**TASK STATEMENT:** Leaving out every picture, quote the data below exactly as it appears.

**EXCERPTED DATA:**

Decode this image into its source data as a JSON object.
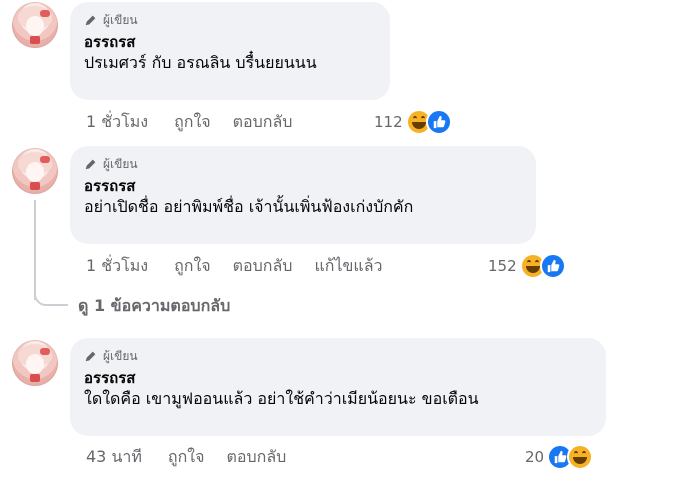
{
  "comments": [
    {
      "badge": "ผู้เขียน",
      "author": "อรรถรส",
      "text": "ปรเมศวร์ กับ อรณลิน บรื๋นยยนนน",
      "time": "1 ชั่วโมง",
      "like_label": "ถูกใจ",
      "reply_label": "ตอบกลับ",
      "edited_label": "",
      "reaction_count": "112",
      "reactions": [
        "haha-icon",
        "like-icon"
      ]
    },
    {
      "badge": "ผู้เขียน",
      "author": "อรรถรส",
      "text": "อย่าเปิดชื่อ อย่าพิมพ์ชื่อ เจ้านั้นเพิ่นฟ้องเก่งบักคัก",
      "time": "1 ชั่วโมง",
      "like_label": "ถูกใจ",
      "reply_label": "ตอบกลับ",
      "edited_label": "แก้ไขแล้ว",
      "reaction_count": "152",
      "reactions": [
        "haha-icon",
        "like-icon"
      ]
    },
    {
      "badge": "ผู้เขียน",
      "author": "อรรถรส",
      "text": "ใดใดคือ เขามูฟออนแล้ว อย่าใช้คำว่าเมียน้อยนะ ขอเตือน",
      "time": "43 นาที",
      "like_label": "ถูกใจ",
      "reply_label": "ตอบกลับ",
      "edited_label": "",
      "reaction_count": "20",
      "reactions": [
        "like-icon",
        "haha-icon"
      ]
    }
  ],
  "view_replies": "ดู 1 ข้อความตอบกลับ",
  "colors": {
    "bubble": "#f0f2f5",
    "muted": "#65676b",
    "like_blue": "#1877f2",
    "haha_yellow": "#f7b125"
  }
}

**TASK RESULT:**
Decode this image into its source data as a JSON object.
{
  "comments": [
    {
      "badge": "ผู้เขียน",
      "author": "อรรถรส",
      "text": "ปรเมศวร์ กับ อรณลิน บรื๋นยยนนน",
      "time": "1 ชั่วโมง",
      "like_label": "ถูกใจ",
      "reply_label": "ตอบกลับ",
      "edited_label": "",
      "reaction_count": "112",
      "reactions": [
        "haha-icon",
        "like-icon"
      ]
    },
    {
      "badge": "ผู้เขียน",
      "author": "อรรถรส",
      "text": "อย่าเปิดชื่อ อย่าพิมพ์ชื่อ เจ้านั้นเพิ่นฟ้องเก่งบักคัก",
      "time": "1 ชั่วโมง",
      "like_label": "ถูกใจ",
      "reply_label": "ตอบกลับ",
      "edited_label": "แก้ไขแล้ว",
      "reaction_count": "152",
      "reactions": [
        "haha-icon",
        "like-icon"
      ]
    },
    {
      "badge": "ผู้เขียน",
      "author": "อรรถรส",
      "text": "ใดใดคือ เขามูฟออนแล้ว อย่าใช้คำว่าเมียน้อยนะ ขอเตือน",
      "time": "43 นาที",
      "like_label": "ถูกใจ",
      "reply_label": "ตอบกลับ",
      "edited_label": "",
      "reaction_count": "20",
      "reactions": [
        "like-icon",
        "haha-icon"
      ]
    }
  ],
  "view_replies": "ดู 1 ข้อความตอบกลับ",
  "colors": {
    "bubble": "#f0f2f5",
    "muted": "#65676b",
    "like_blue": "#1877f2",
    "haha_yellow": "#f7b125"
  }
}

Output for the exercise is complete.